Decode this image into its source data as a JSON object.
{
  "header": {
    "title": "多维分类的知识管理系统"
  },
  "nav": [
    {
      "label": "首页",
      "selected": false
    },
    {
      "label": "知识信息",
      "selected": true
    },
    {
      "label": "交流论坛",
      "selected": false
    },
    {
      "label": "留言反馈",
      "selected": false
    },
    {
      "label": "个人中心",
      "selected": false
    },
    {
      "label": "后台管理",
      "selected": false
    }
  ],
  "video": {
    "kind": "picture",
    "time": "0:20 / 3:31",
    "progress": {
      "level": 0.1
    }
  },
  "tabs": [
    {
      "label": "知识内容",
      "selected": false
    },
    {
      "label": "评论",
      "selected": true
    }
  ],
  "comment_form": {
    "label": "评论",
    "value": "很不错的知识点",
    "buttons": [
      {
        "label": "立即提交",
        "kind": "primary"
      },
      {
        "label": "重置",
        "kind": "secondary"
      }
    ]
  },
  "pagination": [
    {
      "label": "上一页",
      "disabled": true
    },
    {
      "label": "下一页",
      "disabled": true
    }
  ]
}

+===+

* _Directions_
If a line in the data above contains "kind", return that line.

* _Output for this task_
    "kind": "picture",
        "kind": "primary"
        "kind": "secondary"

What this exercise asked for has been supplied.